START Recorded information

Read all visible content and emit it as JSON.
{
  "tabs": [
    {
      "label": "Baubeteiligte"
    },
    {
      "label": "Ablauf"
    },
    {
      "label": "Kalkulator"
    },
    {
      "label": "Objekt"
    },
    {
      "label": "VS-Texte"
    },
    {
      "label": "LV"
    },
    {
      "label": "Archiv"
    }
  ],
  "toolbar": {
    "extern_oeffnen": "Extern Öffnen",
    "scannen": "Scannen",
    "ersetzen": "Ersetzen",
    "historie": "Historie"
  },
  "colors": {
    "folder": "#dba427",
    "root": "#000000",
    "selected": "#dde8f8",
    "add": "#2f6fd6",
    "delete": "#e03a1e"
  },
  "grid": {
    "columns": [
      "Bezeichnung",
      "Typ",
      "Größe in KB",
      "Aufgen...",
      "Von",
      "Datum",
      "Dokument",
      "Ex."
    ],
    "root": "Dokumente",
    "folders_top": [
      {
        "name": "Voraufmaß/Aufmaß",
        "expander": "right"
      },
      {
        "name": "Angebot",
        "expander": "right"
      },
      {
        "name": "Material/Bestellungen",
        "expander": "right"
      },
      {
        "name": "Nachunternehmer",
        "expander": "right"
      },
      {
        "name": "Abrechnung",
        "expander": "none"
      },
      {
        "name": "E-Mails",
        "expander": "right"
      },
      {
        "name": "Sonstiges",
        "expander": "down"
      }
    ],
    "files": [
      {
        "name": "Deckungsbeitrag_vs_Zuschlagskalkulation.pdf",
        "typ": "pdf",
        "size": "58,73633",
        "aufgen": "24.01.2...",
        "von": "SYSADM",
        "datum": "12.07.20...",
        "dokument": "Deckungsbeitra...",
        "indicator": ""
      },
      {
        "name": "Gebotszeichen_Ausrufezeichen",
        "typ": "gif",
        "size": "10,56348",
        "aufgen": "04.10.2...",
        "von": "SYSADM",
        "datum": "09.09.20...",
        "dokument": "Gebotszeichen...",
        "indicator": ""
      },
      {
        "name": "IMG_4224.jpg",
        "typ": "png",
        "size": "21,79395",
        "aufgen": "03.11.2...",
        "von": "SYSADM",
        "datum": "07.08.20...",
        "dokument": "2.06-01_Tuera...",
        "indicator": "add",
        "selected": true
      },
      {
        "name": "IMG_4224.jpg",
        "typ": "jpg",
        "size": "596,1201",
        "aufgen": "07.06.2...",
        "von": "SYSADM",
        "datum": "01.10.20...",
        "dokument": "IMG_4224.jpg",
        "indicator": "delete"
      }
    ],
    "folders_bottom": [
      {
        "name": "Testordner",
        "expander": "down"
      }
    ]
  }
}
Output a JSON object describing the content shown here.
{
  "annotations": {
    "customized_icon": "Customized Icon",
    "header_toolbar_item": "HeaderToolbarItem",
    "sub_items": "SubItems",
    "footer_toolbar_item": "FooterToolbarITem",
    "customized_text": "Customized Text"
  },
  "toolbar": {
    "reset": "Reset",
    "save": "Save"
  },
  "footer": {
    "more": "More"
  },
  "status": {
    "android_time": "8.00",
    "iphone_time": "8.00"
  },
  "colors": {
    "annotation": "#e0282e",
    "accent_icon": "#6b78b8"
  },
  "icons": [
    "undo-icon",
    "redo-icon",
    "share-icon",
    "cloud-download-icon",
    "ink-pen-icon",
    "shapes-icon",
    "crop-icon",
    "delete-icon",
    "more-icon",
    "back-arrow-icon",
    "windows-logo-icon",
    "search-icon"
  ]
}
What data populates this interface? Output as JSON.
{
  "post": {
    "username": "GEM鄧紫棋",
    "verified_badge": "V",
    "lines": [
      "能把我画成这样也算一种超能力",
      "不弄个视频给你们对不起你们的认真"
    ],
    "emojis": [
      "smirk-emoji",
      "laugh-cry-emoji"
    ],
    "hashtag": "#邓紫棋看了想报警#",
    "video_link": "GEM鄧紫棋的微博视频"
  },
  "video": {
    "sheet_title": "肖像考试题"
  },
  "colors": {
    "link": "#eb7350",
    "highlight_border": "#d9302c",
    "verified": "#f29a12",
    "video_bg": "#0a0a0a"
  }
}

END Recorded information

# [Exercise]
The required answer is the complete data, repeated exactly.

# [Reply]
Read all visible content and emit it as JSON.
{
  "tabs": [
    {
      "label": "Baubeteiligte"
    },
    {
      "label": "Ablauf"
    },
    {
      "label": "Kalkulator"
    },
    {
      "label": "Objekt"
    },
    {
      "label": "VS-Texte"
    },
    {
      "label": "LV"
    },
    {
      "label": "Archiv"
    }
  ],
  "toolbar": {
    "extern_oeffnen": "Extern Öffnen",
    "scannen": "Scannen",
    "ersetzen": "Ersetzen",
    "historie": "Historie"
  },
  "colors": {
    "folder": "#dba427",
    "root": "#000000",
    "selected": "#dde8f8",
    "add": "#2f6fd6",
    "delete": "#e03a1e"
  },
  "grid": {
    "columns": [
      "Bezeichnung",
      "Typ",
      "Größe in KB",
      "Aufgen...",
      "Von",
      "Datum",
      "Dokument",
      "Ex."
    ],
    "root": "Dokumente",
    "folders_top": [
      {
        "name": "Voraufmaß/Aufmaß",
        "expander": "right"
      },
      {
        "name": "Angebot",
        "expander": "right"
      },
      {
        "name": "Material/Bestellungen",
        "expander": "right"
      },
      {
        "name": "Nachunternehmer",
        "expander": "right"
      },
      {
        "name": "Abrechnung",
        "expander": "none"
      },
      {
        "name": "E-Mails",
        "expander": "right"
      },
      {
        "name": "Sonstiges",
        "expander": "down"
      }
    ],
    "files": [
      {
        "name": "Deckungsbeitrag_vs_Zuschlagskalkulation.pdf",
        "typ": "pdf",
        "size": "58,73633",
        "aufgen": "24.01.2...",
        "von": "SYSADM",
        "datum": "12.07.20...",
        "dokument": "Deckungsbeitra...",
        "indicator": ""
      },
      {
        "name": "Gebotszeichen_Ausrufezeichen",
        "typ": "gif",
        "size": "10,56348",
        "aufgen": "04.10.2...",
        "von": "SYSADM",
        "datum": "09.09.20...",
        "dokument": "Gebotszeichen...",
        "indicator": ""
      },
      {
        "name": "IMG_4224.jpg",
        "typ": "png",
        "size": "21,79395",
        "aufgen": "03.11.2...",
        "von": "SYSADM",
        "datum": "07.08.20...",
        "dokument": "2.06-01_Tuera...",
        "indicator": "add",
        "selected": true
      },
      {
        "name": "IMG_4224.jpg",
        "typ": "jpg",
        "size": "596,1201",
        "aufgen": "07.06.2...",
        "von": "SYSADM",
        "datum": "01.10.20...",
        "dokument": "IMG_4224.jpg",
        "indicator": "delete"
      }
    ],
    "folders_bottom": [
      {
        "name": "Testordner",
        "expander": "down"
      }
    ]
  }
}
Output a JSON object describing the content shown here.
{
  "annotations": {
    "customized_icon": "Customized Icon",
    "header_toolbar_item": "HeaderToolbarItem",
    "sub_items": "SubItems",
    "footer_toolbar_item": "FooterToolbarITem",
    "customized_text": "Customized Text"
  },
  "toolbar": {
    "reset": "Reset",
    "save": "Save"
  },
  "footer": {
    "more": "More"
  },
  "status": {
    "android_time": "8.00",
    "iphone_time": "8.00"
  },
  "colors": {
    "annotation": "#e0282e",
    "accent_icon": "#6b78b8"
  },
  "icons": [
    "undo-icon",
    "redo-icon",
    "share-icon",
    "cloud-download-icon",
    "ink-pen-icon",
    "shapes-icon",
    "crop-icon",
    "delete-icon",
    "more-icon",
    "back-arrow-icon",
    "windows-logo-icon",
    "search-icon"
  ]
}
What data populates this interface? Output as JSON.
{
  "post": {
    "username": "GEM鄧紫棋",
    "verified_badge": "V",
    "lines": [
      "能把我画成这样也算一种超能力",
      "不弄个视频给你们对不起你们的认真"
    ],
    "emojis": [
      "smirk-emoji",
      "laugh-cry-emoji"
    ],
    "hashtag": "#邓紫棋看了想报警#",
    "video_link": "GEM鄧紫棋的微博视频"
  },
  "video": {
    "sheet_title": "肖像考试题"
  },
  "colors": {
    "link": "#eb7350",
    "highlight_border": "#d9302c",
    "verified": "#f29a12",
    "video_bg": "#0a0a0a"
  }
}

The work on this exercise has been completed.